WHAT THE TASK ASKS:
Would you please restate all of the entries exactly, apart from the pictures?

INPUT DATA:
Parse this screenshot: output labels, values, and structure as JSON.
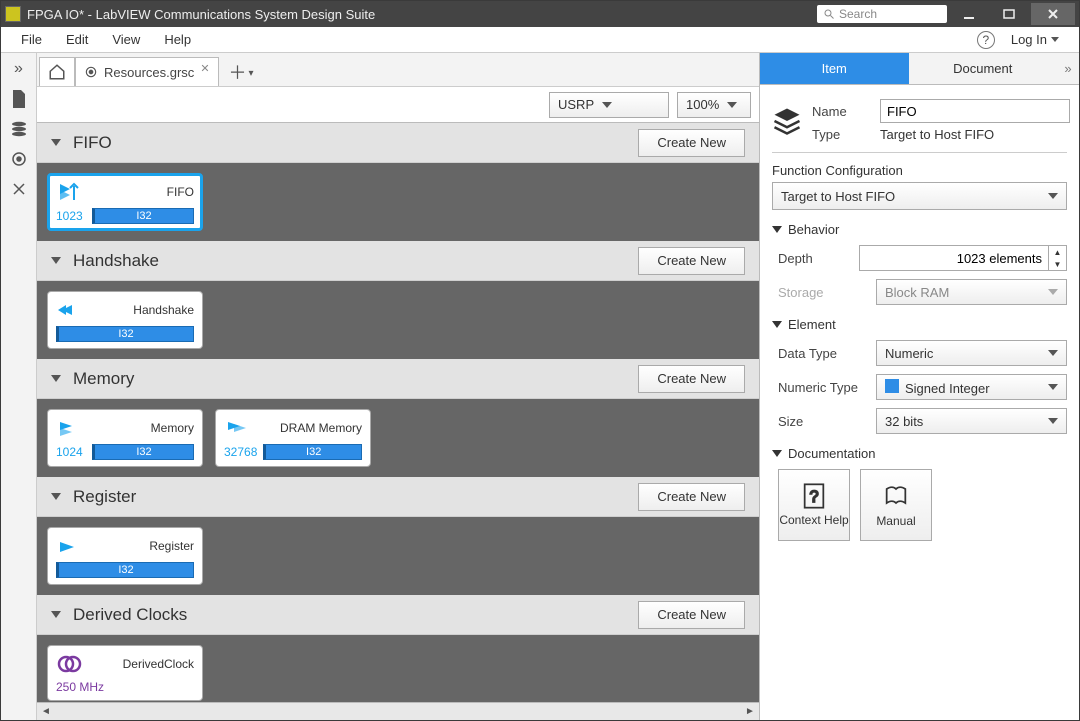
{
  "title": "FPGA IO* - LabVIEW Communications System Design Suite",
  "search_placeholder": "Search",
  "menu": {
    "file": "File",
    "edit": "Edit",
    "view": "View",
    "help": "Help",
    "login": "Log In"
  },
  "tab": {
    "name": "Resources.grsc"
  },
  "toolbar": {
    "target": "USRP",
    "zoom": "100%"
  },
  "sections": [
    {
      "title": "FIFO",
      "create": "Create New",
      "items": [
        {
          "name": "FIFO",
          "n1": "1023",
          "tag": "I32",
          "icon": "fifo",
          "selected": true
        }
      ]
    },
    {
      "title": "Handshake",
      "create": "Create New",
      "items": [
        {
          "name": "Handshake",
          "tag": "I32",
          "icon": "handshake"
        }
      ]
    },
    {
      "title": "Memory",
      "create": "Create New",
      "items": [
        {
          "name": "Memory",
          "n1": "1024",
          "tag": "I32",
          "icon": "memory"
        },
        {
          "name": "DRAM Memory",
          "n1": "32768",
          "tag": "I32",
          "icon": "dram"
        }
      ]
    },
    {
      "title": "Register",
      "create": "Create New",
      "items": [
        {
          "name": "Register",
          "tag": "I32",
          "icon": "register"
        }
      ]
    },
    {
      "title": "Derived Clocks",
      "create": "Create New",
      "items": [
        {
          "name": "DerivedClock",
          "n1": "250 MHz",
          "icon": "clock"
        }
      ]
    }
  ],
  "panel": {
    "tabs": {
      "item": "Item",
      "document": "Document"
    },
    "name_label": "Name",
    "name_value": "FIFO",
    "type_label": "Type",
    "type_value": "Target to Host FIFO",
    "func_cfg_label": "Function Configuration",
    "func_cfg_value": "Target to Host FIFO",
    "behavior": "Behavior",
    "depth_label": "Depth",
    "depth_value": "1023 elements",
    "storage_label": "Storage",
    "storage_value": "Block RAM",
    "element": "Element",
    "datatype_label": "Data Type",
    "datatype_value": "Numeric",
    "numtype_label": "Numeric Type",
    "numtype_value": "Signed Integer",
    "size_label": "Size",
    "size_value": "32 bits",
    "documentation": "Documentation",
    "ctx_help": "Context Help",
    "manual": "Manual"
  }
}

SOLUTION TO THIS EXERCISE:
Parse this screenshot: output labels, values, and structure as JSON.
{
  "title": "FPGA IO* - LabVIEW Communications System Design Suite",
  "search_placeholder": "Search",
  "menu": {
    "file": "File",
    "edit": "Edit",
    "view": "View",
    "help": "Help",
    "login": "Log In"
  },
  "tab": {
    "name": "Resources.grsc"
  },
  "toolbar": {
    "target": "USRP",
    "zoom": "100%"
  },
  "sections": [
    {
      "title": "FIFO",
      "create": "Create New",
      "items": [
        {
          "name": "FIFO",
          "n1": "1023",
          "tag": "I32",
          "icon": "fifo",
          "selected": true
        }
      ]
    },
    {
      "title": "Handshake",
      "create": "Create New",
      "items": [
        {
          "name": "Handshake",
          "tag": "I32",
          "icon": "handshake"
        }
      ]
    },
    {
      "title": "Memory",
      "create": "Create New",
      "items": [
        {
          "name": "Memory",
          "n1": "1024",
          "tag": "I32",
          "icon": "memory"
        },
        {
          "name": "DRAM Memory",
          "n1": "32768",
          "tag": "I32",
          "icon": "dram"
        }
      ]
    },
    {
      "title": "Register",
      "create": "Create New",
      "items": [
        {
          "name": "Register",
          "tag": "I32",
          "icon": "register"
        }
      ]
    },
    {
      "title": "Derived Clocks",
      "create": "Create New",
      "items": [
        {
          "name": "DerivedClock",
          "n1": "250 MHz",
          "icon": "clock"
        }
      ]
    }
  ],
  "panel": {
    "tabs": {
      "item": "Item",
      "document": "Document"
    },
    "name_label": "Name",
    "name_value": "FIFO",
    "type_label": "Type",
    "type_value": "Target to Host FIFO",
    "func_cfg_label": "Function Configuration",
    "func_cfg_value": "Target to Host FIFO",
    "behavior": "Behavior",
    "depth_label": "Depth",
    "depth_value": "1023 elements",
    "storage_label": "Storage",
    "storage_value": "Block RAM",
    "element": "Element",
    "datatype_label": "Data Type",
    "datatype_value": "Numeric",
    "numtype_label": "Numeric Type",
    "numtype_value": "Signed Integer",
    "size_label": "Size",
    "size_value": "32 bits",
    "documentation": "Documentation",
    "ctx_help": "Context Help",
    "manual": "Manual"
  }
}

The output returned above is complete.